However, after Makkah formally joined the new state, Constantinople dispatched three large and organized campaigns. The first two expeditions (1811-1814) failed, despite the skewed balance of power in their favor. The third campaign lasted two years (1816-18) and succeeded in reaching Diriyah, laying siege to it for six months and finally destroying the town and ending the Saudi state 91 years after it was proclaimed in 1727. The three campaigns were marked by extreme brutality and destruction, leaving an indelible stain in the Saudi collective memory, with people recounting the bloody battles their ancestors fought in those wars. The destruction is still visible in the ruins of Diriyah.

Pilgrims, trade caravans and other travelers felt safe over long distances, even when laden with gold and treasures

Abdel Aziz Aluwaisheg

But the defeat of 1818 did not end the Saudis’ ambition to unify Arabia. Having tasted, for the first time in history, the fruits of unity and integration under the First Saudi State, they were determined to try again. They regrouped in 1824, when Imam Turki bin Abdullah established himself in Riyadh, the new capital, ending the short-lived foreign control of the city. The Second Saudi State was beset by internal feuds, allowing Turkish vassals to end its rule again in 1891, sending the last ruler, Imam Abdul Rahman, King Salman’s grandfather, into exile.

However, 11 years later, his son Abdulaziz was able to establish Saudi rule for a third time. He reconquered the capital Riyadh in 1902 and, over the following three decades, was able to reunify Arabia once more. In 1932, Abdulaziz, King Salman’s father, was proclaimed king of Saudi Arabia.
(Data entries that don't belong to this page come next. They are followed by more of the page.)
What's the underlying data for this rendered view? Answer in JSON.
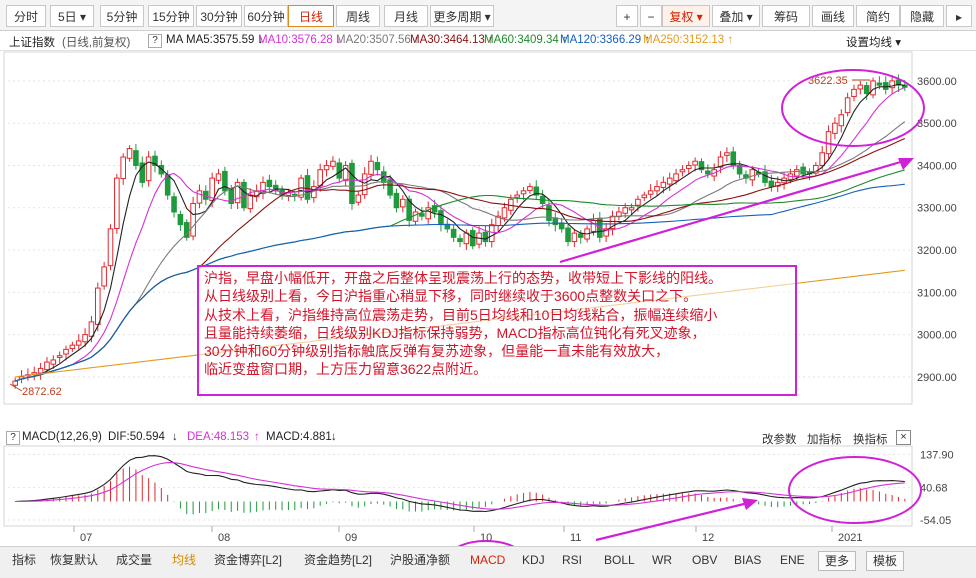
{
  "toolbar": {
    "periods": [
      "分时",
      "5日 ▾",
      "5分钟",
      "15分钟",
      "30分钟",
      "60分钟",
      "日线",
      "周线",
      "月线",
      "更多周期 ▾"
    ],
    "active_period": "日线",
    "right": [
      "+",
      "−",
      "复权 ▾",
      "叠加 ▾",
      "筹码",
      "画线",
      "简约",
      "隐藏"
    ]
  },
  "ma_bar": {
    "title": "上证指数",
    "subtitle": "(日线,前复权)",
    "q": "?",
    "ma_label": "MA",
    "settings": "设置均线 ▾",
    "items": [
      {
        "text": "MA5:3575.59",
        "arrow": "↓",
        "color": "#222222"
      },
      {
        "text": "MA10:3576.28",
        "arrow": "↓",
        "color": "#d432d6"
      },
      {
        "text": "MA20:3507.56",
        "arrow": "↑",
        "color": "#7a7a7a"
      },
      {
        "text": "MA30:3464.13",
        "arrow": "↑",
        "color": "#8b1010"
      },
      {
        "text": "MA60:3409.34",
        "arrow": "↑",
        "color": "#1e8a2c"
      },
      {
        "text": "MA120:3366.29",
        "arrow": "↑",
        "color": "#1560bd"
      },
      {
        "text": "MA250:3152.13",
        "arrow": "↑",
        "color": "#e39a1c"
      }
    ]
  },
  "price_axis": [
    "3600.00",
    "3500.00",
    "3400.00",
    "3300.00",
    "3200.00",
    "3100.00",
    "3000.00",
    "2900.00"
  ],
  "price_marks": {
    "high": "3622.35",
    "low": "2872.62"
  },
  "annotation": [
    "沪指，早盘小幅低开，开盘之后整体呈现震荡上行的态势，收带短上下影线的阳线。",
    "从日线级别上看，今日沪指重心稍显下移，同时继续收于3600点整数关口之下。",
    "从技术上看，沪指维持高位震荡走势，目前5日均线和10日均线粘合，振幅连续缩小",
    "且量能持续萎缩，日线级别KDJ指标保持弱势，MACD指标高位钝化有死叉迹象，",
    "30分钟和60分钟级别指标触底反弹有复苏迹象，但量能一直未能有效放大，",
    "临近变盘窗口期，上方压力留意3622点附近。"
  ],
  "macd_bar": {
    "q": "?",
    "name": "MACD(12,26,9)",
    "dif": "DIF:50.594",
    "dif_arrow": "↓",
    "dea": "DEA:48.153",
    "dea_arrow": "↑",
    "macd": "MACD:4.881",
    "macd_arrow": "↓",
    "buttons": [
      "改参数",
      "加指标",
      "换指标"
    ]
  },
  "macd_axis": [
    "137.90",
    "40.68",
    "-54.05"
  ],
  "months": [
    "07",
    "08",
    "09",
    "10",
    "11",
    "12",
    "2021"
  ],
  "bottom_tabs": [
    "指标",
    "恢复默认",
    "成交量",
    "均线",
    "资金博弈[L2]",
    "资金趋势[L2]",
    "沪股通净额",
    "MACD",
    "KDJ",
    "RSI",
    "BOLL",
    "WR",
    "OBV",
    "BIAS",
    "ENE",
    "更多",
    "模板"
  ],
  "colors": {
    "up": "#e0282e",
    "down": "#1f9a3c",
    "accent": "#d020d8",
    "ma5": "#222222",
    "ma10": "#d432d6",
    "ma20": "#7a7a7a",
    "ma30": "#8b1010",
    "ma60": "#1e8a2c",
    "ma120": "#1560bd",
    "ma250": "#e39a1c"
  },
  "chart_data": {
    "type": "candlestick",
    "price_range": [
      2872.62,
      3622.35
    ],
    "months": [
      "07",
      "08",
      "09",
      "10",
      "11",
      "12",
      "2021"
    ],
    "candles": [
      2890,
      2900,
      2905,
      2910,
      2920,
      2935,
      2940,
      2950,
      2965,
      2975,
      2985,
      3000,
      3030,
      3110,
      3160,
      3250,
      3370,
      3420,
      3440,
      3400,
      3360,
      3420,
      3400,
      3380,
      3330,
      3290,
      3260,
      3230,
      3310,
      3340,
      3320,
      3370,
      3380,
      3340,
      3310,
      3360,
      3300,
      3330,
      3340,
      3360,
      3350,
      3340,
      3330,
      3335,
      3330,
      3370,
      3320,
      3350,
      3390,
      3400,
      3410,
      3370,
      3400,
      3310,
      3330,
      3380,
      3410,
      3390,
      3360,
      3330,
      3300,
      3320,
      3270,
      3290,
      3280,
      3300,
      3290,
      3260,
      3250,
      3230,
      3220,
      3240,
      3210,
      3240,
      3220,
      3260,
      3280,
      3300,
      3320,
      3330,
      3340,
      3350,
      3330,
      3310,
      3270,
      3260,
      3250,
      3220,
      3240,
      3230,
      3250,
      3270,
      3230,
      3250,
      3280,
      3290,
      3300,
      3300,
      3320,
      3330,
      3340,
      3350,
      3360,
      3370,
      3380,
      3390,
      3400,
      3410,
      3390,
      3380,
      3390,
      3420,
      3430,
      3400,
      3380,
      3370,
      3390,
      3380,
      3360,
      3350,
      3360,
      3370,
      3380,
      3390,
      3380,
      3380,
      3400,
      3430,
      3480,
      3500,
      3520,
      3560,
      3580,
      3590,
      3570,
      3600,
      3590,
      3580,
      3600,
      3590,
      3585
    ],
    "ma_series": [
      "MA5",
      "MA10",
      "MA20",
      "MA30",
      "MA60",
      "MA120",
      "MA250"
    ]
  }
}
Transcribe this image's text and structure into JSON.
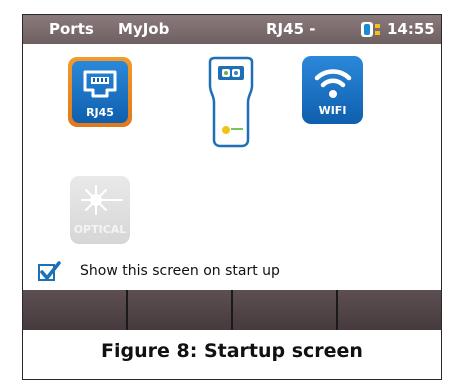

The Ottomans were not the only threat to Saudi rule. Britain became concerned with the growing influence of the First Saudi State in the 18th century, as the Emirate of Diriyah extended its borders to the Gulf and established close ties and alliances with local rulers. Britain took full advantage of the Ottoman-Saudi wars and systematically weakened Saudi influence in the Gulf, at times using extreme force. The fall of Diriyah helped Britain entrench its hegemony in the Gulf.

Saudi-British rivalry continued for another 100 years, managed through a series of limited agreements along the way that were meant to keep Saudi influence in check. In 1927, the Treaty of Jeddah finally placed Saudi relations with Britain on a permanent footing, as London fully acknowledged Saudi independence.

Besides being the custodian of Islam’s holy places, Saudi Arabia is today a leader of the Muslim and Arab worlds. It is a political and economic powerhouse, among the top 20 world powers. For the first time in its history, the land is safe, secure and prosperous. Its unification provides an important lesson on the fruits of unity and integration. This achievement owes a lot to the ambitious and strategic vision of the wise leaders of the small town of Diriyah nearly 300 years ago.

• Dr. Abdel Aziz Aluwaisheg is the Gulf Cooperation Council assistant secretary-general for political affairs and negotiation. The views expressed here are personal and do not necessarily represent the GCC. X: @abuhamad1

Most Popular

return to top